What is Huffing?
Huffing is the slang term for inhalant abuse, which is the practice of inhaling the fumes from household products and some industrial strength chemicals. Inhalant abuse is frequently done by teenagers, as it is a basically free way to get a quick high. Huffing the fumes common from common household products like glues, hair spray, lighter fluid, and other items produces an effect on the same level as alcohol.
What are Inhalants?
Inhalant abusers will huff the fumes of many household products. Commonly abused items include lighter fluid, nail polish removers, hair spray, paint thinner, spray paints, and other chemical products. Almost any common household item in the cleanser, glue, chemical remover, and paint category can be used. Experimentation among inhalant abusers is frequent, as there’s always a new item to try for free lying around the house.
How can you tell if someone is high huffing?
Since teenagers are the most common inhalant abusers, parents, teachers, and other authority figures can be on the lookout for certain signs, if they think one or more adolescents are abusing inhalants. A few of the inhalant abuse signs and symptoms are as follows:
- Red eyes
- Runny nose
- Unusual smelling breath
- Paint or stains on clothing or face
- Loss of appetite
- Drunken appearance
- Sores around mouth
How does sniffing glue get you high?

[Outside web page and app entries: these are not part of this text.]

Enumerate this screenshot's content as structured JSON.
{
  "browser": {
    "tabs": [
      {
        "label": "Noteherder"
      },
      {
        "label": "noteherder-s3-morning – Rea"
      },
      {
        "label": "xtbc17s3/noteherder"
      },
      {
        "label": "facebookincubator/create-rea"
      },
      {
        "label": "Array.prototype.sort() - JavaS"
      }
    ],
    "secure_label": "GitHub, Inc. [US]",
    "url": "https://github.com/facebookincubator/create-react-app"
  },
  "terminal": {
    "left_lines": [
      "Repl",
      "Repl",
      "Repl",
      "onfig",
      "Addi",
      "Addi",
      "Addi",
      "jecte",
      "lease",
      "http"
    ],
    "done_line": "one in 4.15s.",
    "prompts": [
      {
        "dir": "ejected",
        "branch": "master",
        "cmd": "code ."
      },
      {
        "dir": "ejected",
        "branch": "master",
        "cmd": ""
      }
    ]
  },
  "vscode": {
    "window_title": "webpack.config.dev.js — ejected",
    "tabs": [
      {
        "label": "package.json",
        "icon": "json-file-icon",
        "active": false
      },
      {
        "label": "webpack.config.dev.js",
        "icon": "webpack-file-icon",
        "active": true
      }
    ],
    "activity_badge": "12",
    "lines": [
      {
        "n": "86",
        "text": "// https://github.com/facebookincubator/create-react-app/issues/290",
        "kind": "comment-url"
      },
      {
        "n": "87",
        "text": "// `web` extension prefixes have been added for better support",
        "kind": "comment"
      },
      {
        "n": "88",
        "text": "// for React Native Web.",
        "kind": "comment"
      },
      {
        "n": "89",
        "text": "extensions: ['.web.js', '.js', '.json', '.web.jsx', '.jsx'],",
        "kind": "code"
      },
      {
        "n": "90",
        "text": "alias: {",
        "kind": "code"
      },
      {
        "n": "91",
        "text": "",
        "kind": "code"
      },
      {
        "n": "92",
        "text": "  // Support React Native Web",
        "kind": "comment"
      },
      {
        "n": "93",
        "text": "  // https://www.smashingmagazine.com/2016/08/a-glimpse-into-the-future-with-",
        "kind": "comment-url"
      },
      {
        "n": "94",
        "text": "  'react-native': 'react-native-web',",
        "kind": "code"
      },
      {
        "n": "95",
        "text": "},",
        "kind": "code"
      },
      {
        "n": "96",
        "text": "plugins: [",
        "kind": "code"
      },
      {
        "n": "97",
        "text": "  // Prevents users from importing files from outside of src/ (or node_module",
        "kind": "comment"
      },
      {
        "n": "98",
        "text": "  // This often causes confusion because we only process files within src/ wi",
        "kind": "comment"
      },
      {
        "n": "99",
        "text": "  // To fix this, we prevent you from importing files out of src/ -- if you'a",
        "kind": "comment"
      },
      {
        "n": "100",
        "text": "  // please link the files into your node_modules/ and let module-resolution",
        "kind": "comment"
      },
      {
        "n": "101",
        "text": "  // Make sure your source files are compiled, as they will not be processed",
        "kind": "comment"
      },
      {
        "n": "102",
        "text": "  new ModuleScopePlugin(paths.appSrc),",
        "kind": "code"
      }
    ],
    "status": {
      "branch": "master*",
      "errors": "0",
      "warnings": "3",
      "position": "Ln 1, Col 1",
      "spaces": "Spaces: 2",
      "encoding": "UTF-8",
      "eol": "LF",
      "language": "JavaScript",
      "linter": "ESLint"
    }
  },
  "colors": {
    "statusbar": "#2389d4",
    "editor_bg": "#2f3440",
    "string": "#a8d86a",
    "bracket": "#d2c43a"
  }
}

The chemicals in glue, paint thinner, and other household chemicals affect the brain and produce the same feelings of being high from taking depressants, sedatives, or alcohol. In addition to glue, some fragrances are used for huffing and can cause the heart to beat faster. In this case, inhalant abuse signs and symptoms would be jitters and jumpiness.
Does sniffing glue cause permanent brain damage?
According to the National Institute on Drug Abuse (NIDA), sniffing glue and other items like nail polish removers can cause brain damage, heating loss, and kidney and liver damage over the long term. Although it is not as common as with other commonly abused substances, like opioids or stimulants, chronic inhalant abusers can become addicted as one of the effects of inhalant abuse.
Why is there such a strong stigma around huffing petrol?
There is a strong stigma regarding huffing petrol due to the environmental, family and cultural components associated with this particular form of inhalant abuse, as opposed to more common household items like hair spray, paint thinner, and other types of inhalants. Gas sniffing causes some of the same signs and symptoms, along with others specific to its chemical makeup. They include:
- Visual hallucinations
- Changes in consciousness
Is it possible to get high from sniffing markers?
According to the National Institute on Drug Abuse (NIDA), Yes, some permanent markers do contain chemicals similar to solvents like paint thinner, nail polish removers, and other types of inhalants. They can produce the same types of highs as these products.
Short and Long-Term Effects of Inhalant Drugs
One of the long-term effects of inhalant abuse is brain damage, which is reason number one why it should be avoided. In some cases, “sudden sniffing death” can occur, which is caused by heart failure, acute asphyxiation or other negative effects. Short term effects included slurred speech and other cognitive and motor skill impairment. If you know someone who is abusing inhalants, there is help. Call us today at (844) 695-0083 to find out more regarding treatment for any substance use disorders and inhalant addiction.